I am making a Spanish tapas dinner for this Sunday. I got the idea for this tapas from a Martha Stewart recipe and then ignored everything about it. She cooked and peeled the peppers and then stuffed them with a cold shrimp salad. I decided to stuff the peppers with lamb and then roasted them.
Tag Archives: lamb
The Cantonese word for lettuce (生菜, san1 choi3) sounds like rising fortune. Lettuce wraps are an auspicious dish to serve on the New Year. These wraps can be filled with anything you would like to put in them. Lamb is an auspicious dish for my family—it is kind of a Lueck thing. I plan to fill my lettuce wraps with Mongolian lamb.
A visiting sister gives me a good excuse to bring back some of my best dishes from the year. The Greek barbequed lamb, and Karl’s Greek Lemon Pilaf that I made for Easter were really successful. However I was sure I could make them even better. A cold green bean salad would complete the meal.
Jan and Eilene are still in England So I am still cooking for one. I got tired of tongue so I froze the last of it. If you ever make tongue make sure there are enough people to eat three pounds of meat in a meal or two.
Shashlik is really just the Central Asian name for a kabob, something on a skewer. In Kashgar, at least on the street, this is almost always lamb coated in a cumin based spice blend. Lamb is cut into small (3/8 inch) cubes and skewered with bits of lamb fat. The stick is dipped into a tray of the spice blend and then grilled over hot coals. While the kabab is on the grill, the seller uses a fan to boost the heat of the coals and picks up some of the sticks to baste the skewers still on the grill with the rendering lamb fat dripping from them. If you like the crispy crust of grilled lamb you will be mad about these.
This Sunday is Easter, and around our house this means barbecues lamb and barbecued lamb means Greek. The combined flavors of garlic, lemon and herbs are always a big favorite. I decided to have Greek mushrooms, rice pilaf, and spanakopita rolls to go with the lamb and Jan made a lemon bundt cake for dessert. It has been a long 40 days and I am looking forward to the end of Lent.
This recipe comes from a memory of a taste and of a Mongolian? Chef (from the banner behind him I think it is Inner Mongolia).

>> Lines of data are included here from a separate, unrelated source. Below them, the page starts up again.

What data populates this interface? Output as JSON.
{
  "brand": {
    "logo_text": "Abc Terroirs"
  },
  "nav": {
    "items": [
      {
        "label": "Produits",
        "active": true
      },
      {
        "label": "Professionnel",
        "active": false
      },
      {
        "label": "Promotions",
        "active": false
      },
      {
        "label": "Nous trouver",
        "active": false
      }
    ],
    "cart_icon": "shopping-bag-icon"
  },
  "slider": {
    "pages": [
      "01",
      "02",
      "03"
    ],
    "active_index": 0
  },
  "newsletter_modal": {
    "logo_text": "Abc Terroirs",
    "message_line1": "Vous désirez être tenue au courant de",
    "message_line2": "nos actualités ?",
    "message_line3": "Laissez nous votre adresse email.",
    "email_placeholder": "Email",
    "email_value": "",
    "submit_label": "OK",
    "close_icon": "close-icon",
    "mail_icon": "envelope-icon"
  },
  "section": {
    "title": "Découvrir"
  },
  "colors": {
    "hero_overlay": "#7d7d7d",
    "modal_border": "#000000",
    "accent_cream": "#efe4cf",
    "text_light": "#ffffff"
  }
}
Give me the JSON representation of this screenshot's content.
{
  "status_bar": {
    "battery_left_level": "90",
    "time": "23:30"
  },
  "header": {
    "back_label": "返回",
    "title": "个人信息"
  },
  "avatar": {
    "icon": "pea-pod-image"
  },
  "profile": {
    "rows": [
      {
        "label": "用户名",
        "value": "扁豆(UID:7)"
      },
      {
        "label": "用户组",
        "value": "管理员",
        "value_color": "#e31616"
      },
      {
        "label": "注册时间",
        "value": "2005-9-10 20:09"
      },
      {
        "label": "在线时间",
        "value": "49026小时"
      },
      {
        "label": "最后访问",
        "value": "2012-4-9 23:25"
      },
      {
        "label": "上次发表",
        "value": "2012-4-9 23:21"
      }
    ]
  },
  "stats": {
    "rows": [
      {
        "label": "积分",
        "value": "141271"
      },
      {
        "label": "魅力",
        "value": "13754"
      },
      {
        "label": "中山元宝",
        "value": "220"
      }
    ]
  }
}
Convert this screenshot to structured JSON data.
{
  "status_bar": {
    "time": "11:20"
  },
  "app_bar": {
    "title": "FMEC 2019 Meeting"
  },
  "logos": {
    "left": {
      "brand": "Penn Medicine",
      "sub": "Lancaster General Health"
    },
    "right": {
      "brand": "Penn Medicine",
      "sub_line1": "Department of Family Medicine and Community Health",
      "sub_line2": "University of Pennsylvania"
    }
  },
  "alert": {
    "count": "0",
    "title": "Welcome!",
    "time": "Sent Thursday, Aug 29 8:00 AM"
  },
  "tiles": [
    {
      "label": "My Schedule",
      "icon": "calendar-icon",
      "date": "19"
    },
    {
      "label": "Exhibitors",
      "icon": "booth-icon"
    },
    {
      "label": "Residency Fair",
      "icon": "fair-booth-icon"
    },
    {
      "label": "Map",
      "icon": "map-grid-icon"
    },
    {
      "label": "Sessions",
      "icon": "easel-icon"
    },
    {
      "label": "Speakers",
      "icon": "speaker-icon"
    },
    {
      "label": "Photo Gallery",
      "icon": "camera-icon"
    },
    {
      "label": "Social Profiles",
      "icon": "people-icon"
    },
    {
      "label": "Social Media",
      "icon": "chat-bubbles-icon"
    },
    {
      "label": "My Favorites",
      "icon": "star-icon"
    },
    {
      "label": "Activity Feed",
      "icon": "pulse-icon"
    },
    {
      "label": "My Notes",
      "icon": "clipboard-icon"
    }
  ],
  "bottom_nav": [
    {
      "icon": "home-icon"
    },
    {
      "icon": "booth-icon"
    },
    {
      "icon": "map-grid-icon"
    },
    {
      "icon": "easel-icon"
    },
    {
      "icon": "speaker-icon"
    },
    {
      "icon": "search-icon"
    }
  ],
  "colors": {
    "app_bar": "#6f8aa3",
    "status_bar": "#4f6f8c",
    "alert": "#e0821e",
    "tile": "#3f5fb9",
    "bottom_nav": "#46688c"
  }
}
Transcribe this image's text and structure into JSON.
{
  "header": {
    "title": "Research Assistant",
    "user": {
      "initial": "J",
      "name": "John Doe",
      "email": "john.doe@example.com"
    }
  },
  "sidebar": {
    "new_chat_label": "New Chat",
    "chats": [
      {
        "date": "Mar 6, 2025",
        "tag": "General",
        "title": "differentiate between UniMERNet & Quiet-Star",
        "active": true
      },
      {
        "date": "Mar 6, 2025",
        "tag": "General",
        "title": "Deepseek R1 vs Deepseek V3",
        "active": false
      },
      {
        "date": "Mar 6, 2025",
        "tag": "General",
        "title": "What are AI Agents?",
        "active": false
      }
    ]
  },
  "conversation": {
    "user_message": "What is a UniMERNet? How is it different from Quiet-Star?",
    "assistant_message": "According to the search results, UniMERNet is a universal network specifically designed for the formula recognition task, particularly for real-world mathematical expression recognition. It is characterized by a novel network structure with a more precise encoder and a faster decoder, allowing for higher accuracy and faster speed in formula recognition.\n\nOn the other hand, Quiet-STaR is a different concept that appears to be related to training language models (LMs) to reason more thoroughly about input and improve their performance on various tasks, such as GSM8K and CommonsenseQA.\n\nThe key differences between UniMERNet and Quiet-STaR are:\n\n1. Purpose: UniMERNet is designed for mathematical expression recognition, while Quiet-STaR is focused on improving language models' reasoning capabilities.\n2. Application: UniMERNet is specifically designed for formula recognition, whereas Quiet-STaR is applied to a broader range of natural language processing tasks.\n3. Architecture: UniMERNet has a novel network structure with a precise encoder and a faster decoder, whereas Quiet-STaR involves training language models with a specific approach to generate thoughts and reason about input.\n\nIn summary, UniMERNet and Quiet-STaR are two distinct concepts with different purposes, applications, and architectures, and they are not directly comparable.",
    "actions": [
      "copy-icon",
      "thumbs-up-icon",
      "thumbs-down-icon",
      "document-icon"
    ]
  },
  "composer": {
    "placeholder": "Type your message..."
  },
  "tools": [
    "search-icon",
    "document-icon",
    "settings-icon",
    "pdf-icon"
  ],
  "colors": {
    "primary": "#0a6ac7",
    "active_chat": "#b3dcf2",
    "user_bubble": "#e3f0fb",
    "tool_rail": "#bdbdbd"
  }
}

Yesterday I made Uzbek samsa, a baked dough filled with spinach, and it reminded Jan of the Uyghur lamb samsa we had in Kashgar in 1988. I know the name Uyghur looks frightening to American sensibilities, but it is pronounced “Way-ger.” We were taking our vacation, from teaching English to the Chinese, to the far west of China. There were almost no foreigners in China during those months so, except for a few stray Canadians and Australians, we had Xinjiang pretty much to ourselves (not counting several million locals). The locals assumed that we were Canadians, except for the one who thought I was a Russian and the woman who came up to Jan and started chatting her up in Uyghur. She could have easily passed in the Mexican embroidered dress and the Russian babushka she was wearing.
I like to have lamb for my birthday, preferably Greek Barbequed Lamb. Tuesday is my “Big 6-0,” so I really wanted something with lamb. There is a Winter Spare the Air Alert for San Jose, so BBQ was not possible. I decided to do a lamb stew instead, Greek of course. I looked at many “Greek Lamb Stew” recipes on-line, and while many of them seemed good, I thought I could do better.